# EXERCISE
Wherever the string "screenshot" appears in a line of the listing below, report that line.

# DATA FOR THIS TASK
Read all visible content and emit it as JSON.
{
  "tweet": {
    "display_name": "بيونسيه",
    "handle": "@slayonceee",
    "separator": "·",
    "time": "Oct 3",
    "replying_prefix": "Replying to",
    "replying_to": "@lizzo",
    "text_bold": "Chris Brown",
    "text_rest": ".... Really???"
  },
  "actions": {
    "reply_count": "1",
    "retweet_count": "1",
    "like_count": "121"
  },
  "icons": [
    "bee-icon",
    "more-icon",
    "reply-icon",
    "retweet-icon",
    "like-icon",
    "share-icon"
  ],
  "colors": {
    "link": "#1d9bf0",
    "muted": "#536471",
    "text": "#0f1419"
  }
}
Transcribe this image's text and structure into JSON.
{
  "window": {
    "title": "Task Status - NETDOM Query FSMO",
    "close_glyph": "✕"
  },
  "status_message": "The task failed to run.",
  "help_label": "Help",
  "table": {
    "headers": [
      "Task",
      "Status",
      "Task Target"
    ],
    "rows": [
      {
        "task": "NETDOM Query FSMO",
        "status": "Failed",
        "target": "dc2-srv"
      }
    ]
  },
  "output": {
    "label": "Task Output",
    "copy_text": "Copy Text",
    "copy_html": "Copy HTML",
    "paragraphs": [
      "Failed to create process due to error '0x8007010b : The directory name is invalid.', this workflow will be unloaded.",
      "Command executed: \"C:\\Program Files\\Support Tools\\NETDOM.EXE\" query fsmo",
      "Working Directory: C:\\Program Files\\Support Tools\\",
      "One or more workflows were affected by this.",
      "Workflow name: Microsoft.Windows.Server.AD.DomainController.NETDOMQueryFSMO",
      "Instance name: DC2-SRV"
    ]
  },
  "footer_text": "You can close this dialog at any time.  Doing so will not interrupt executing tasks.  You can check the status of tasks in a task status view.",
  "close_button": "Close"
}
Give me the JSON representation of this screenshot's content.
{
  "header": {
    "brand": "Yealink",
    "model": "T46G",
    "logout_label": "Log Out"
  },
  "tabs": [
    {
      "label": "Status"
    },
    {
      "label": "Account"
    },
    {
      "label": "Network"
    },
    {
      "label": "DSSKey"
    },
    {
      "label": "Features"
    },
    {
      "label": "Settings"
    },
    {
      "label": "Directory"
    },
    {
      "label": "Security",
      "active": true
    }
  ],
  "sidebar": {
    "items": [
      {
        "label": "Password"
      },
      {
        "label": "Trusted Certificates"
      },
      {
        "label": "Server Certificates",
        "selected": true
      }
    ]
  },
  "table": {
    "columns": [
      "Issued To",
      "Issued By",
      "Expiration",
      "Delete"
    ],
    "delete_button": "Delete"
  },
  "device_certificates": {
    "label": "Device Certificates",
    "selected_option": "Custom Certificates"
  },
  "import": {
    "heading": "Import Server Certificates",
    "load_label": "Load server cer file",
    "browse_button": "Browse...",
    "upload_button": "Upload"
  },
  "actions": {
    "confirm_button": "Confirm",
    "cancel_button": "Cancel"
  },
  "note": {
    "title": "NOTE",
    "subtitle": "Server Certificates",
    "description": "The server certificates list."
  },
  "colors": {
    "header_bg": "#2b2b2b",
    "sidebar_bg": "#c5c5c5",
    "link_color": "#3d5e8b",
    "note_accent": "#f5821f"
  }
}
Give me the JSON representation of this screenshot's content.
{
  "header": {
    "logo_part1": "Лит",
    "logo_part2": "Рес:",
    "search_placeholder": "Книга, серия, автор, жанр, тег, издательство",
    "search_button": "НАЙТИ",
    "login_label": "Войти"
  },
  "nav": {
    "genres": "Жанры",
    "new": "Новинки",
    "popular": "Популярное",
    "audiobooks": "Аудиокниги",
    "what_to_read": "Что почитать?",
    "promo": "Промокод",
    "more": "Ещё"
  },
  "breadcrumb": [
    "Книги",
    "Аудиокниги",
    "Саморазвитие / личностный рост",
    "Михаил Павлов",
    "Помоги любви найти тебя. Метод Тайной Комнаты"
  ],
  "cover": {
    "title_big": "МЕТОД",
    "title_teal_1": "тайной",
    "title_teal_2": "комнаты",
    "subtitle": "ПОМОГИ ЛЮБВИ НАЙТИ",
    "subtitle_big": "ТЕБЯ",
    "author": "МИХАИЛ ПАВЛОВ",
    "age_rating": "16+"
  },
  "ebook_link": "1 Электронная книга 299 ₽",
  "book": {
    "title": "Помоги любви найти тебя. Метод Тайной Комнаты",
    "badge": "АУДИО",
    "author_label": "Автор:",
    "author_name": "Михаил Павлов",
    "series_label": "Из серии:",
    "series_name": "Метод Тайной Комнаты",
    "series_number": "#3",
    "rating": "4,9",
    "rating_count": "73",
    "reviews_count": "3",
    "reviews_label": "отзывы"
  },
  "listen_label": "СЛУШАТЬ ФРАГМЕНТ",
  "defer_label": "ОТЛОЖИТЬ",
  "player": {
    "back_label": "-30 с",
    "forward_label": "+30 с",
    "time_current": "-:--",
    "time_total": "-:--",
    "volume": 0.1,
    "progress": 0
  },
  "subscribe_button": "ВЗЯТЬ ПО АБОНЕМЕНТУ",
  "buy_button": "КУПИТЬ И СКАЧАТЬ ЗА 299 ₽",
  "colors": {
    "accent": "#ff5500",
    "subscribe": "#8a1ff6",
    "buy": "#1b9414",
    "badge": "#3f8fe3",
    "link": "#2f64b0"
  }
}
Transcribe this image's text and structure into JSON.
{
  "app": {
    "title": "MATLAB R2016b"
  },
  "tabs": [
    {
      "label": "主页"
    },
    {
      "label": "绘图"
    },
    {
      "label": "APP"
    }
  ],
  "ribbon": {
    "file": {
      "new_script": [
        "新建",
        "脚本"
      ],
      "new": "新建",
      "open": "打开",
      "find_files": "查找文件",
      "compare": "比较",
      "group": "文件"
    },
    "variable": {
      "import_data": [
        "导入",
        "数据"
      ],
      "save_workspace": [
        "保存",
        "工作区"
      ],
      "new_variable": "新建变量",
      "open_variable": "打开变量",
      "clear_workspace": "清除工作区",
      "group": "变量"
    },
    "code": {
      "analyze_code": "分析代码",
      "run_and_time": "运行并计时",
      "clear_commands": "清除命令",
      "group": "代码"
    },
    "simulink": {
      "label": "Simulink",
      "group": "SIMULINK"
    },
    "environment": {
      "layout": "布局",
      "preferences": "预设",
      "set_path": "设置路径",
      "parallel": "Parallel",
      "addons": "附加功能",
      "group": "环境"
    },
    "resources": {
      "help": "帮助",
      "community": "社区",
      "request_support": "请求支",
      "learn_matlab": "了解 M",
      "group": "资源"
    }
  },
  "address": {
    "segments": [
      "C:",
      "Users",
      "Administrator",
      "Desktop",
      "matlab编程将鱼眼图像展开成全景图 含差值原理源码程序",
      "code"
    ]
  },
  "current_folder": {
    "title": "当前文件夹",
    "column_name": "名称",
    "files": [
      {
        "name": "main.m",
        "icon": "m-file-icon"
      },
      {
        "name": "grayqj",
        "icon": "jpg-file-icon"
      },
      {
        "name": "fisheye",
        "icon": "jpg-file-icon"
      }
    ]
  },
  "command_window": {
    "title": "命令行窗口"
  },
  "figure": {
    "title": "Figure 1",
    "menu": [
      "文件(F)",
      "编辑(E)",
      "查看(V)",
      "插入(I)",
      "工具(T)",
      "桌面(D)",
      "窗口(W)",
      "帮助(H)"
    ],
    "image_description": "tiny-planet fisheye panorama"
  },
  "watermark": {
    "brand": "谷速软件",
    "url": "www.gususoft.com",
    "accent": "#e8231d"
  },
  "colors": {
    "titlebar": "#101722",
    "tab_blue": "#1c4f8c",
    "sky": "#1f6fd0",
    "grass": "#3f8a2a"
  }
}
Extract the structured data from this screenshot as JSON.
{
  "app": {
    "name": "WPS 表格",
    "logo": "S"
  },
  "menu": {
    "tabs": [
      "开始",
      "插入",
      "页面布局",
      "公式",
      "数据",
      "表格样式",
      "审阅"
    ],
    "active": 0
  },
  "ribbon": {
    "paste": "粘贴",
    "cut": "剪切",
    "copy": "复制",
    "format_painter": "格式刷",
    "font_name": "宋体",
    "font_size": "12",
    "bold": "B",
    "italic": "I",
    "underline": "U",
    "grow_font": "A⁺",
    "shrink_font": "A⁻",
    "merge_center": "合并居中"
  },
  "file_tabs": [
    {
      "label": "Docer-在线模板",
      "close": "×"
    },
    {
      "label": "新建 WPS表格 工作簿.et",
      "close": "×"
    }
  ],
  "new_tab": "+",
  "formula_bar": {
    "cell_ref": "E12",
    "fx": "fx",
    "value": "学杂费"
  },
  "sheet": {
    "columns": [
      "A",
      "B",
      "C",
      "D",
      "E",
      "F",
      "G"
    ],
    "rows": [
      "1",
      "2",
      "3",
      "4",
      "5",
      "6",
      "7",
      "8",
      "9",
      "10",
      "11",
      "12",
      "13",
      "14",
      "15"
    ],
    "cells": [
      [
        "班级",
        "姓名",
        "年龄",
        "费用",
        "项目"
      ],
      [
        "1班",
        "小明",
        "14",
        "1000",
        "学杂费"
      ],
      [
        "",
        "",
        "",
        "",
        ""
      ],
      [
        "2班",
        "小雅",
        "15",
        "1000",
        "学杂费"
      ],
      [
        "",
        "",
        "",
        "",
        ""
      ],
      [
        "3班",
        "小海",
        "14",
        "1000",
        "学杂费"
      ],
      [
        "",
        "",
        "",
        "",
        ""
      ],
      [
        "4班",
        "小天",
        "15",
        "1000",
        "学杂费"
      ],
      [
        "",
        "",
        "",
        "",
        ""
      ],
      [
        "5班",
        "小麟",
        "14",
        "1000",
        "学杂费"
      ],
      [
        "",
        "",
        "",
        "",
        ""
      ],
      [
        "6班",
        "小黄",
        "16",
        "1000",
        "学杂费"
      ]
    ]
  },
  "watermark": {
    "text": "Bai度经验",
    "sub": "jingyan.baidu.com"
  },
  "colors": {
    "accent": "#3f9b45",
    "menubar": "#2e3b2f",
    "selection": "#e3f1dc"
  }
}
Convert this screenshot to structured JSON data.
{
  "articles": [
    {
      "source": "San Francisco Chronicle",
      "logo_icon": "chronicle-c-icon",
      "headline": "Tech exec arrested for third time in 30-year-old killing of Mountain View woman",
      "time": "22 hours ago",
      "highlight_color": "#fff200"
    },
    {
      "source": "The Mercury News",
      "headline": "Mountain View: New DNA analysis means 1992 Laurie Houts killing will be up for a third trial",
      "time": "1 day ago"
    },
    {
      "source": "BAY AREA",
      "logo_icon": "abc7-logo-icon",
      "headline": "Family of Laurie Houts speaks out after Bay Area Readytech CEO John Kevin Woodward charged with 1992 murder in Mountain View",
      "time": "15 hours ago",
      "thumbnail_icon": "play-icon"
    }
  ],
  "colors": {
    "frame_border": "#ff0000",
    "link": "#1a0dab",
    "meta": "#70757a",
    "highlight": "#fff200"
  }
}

# EXERCISE OUTPUT
Give me the JSON representation of this screenshot's content.
Give me the JSON representation of this screenshot's content.
Extract the structured data from this screenshot as JSON.
Convert this screenshot to structured JSON data.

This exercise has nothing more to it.